___ Task material
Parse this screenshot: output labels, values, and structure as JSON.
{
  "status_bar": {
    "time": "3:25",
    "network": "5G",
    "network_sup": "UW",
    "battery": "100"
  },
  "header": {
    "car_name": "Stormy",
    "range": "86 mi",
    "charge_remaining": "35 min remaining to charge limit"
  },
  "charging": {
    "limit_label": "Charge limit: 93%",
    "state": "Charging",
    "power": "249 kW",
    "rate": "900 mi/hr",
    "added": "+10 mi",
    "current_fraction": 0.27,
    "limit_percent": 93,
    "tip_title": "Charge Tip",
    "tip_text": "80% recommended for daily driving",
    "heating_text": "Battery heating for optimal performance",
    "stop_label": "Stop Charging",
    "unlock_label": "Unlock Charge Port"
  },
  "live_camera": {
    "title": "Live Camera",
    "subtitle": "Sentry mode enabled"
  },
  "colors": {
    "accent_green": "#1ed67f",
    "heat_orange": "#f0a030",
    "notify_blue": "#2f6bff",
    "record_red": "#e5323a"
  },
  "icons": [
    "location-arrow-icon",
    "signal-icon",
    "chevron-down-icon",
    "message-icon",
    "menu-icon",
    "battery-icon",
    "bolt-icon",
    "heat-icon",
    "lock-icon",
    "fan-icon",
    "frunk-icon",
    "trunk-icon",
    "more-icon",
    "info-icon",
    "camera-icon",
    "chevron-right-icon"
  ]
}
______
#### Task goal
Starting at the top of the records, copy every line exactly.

#### Solution
Parse this screenshot: output labels, values, and structure as JSON.
{
  "status_bar": {
    "time": "3:25",
    "network": "5G",
    "network_sup": "UW",
    "battery": "100"
  },
  "header": {
    "car_name": "Stormy",
    "range": "86 mi",
    "charge_remaining": "35 min remaining to charge limit"
  },
  "charging": {
    "limit_label": "Charge limit: 93%",
    "state": "Charging",
    "power": "249 kW",
    "rate": "900 mi/hr",
    "added": "+10 mi",
    "current_fraction": 0.27,
    "limit_percent": 93,
    "tip_title": "Charge Tip",
    "tip_text": "80% recommended for daily driving",
    "heating_text": "Battery heating for optimal performance",
    "stop_label": "Stop Charging",
    "unlock_label": "Unlock Charge Port"
  },
  "live_camera": {
    "title": "Live Camera",
    "subtitle": "Sentry mode enabled"
  },
  "colors": {
    "accent_green": "#1ed67f",
    "heat_orange": "#f0a030",
    "notify_blue": "#2f6bff",
    "record_red": "#e5323a"
  },
  "icons": [
    "location-arrow-icon",
    "signal-icon",
    "chevron-down-icon",
    "message-icon",
    "menu-icon",
    "battery-icon",
    "bolt-icon",
    "heat-icon",
    "lock-icon",
    "fan-icon",
    "frunk-icon",
    "trunk-icon",
    "more-icon",
    "info-icon",
    "camera-icon",
    "chevron-right-icon"
  ]
}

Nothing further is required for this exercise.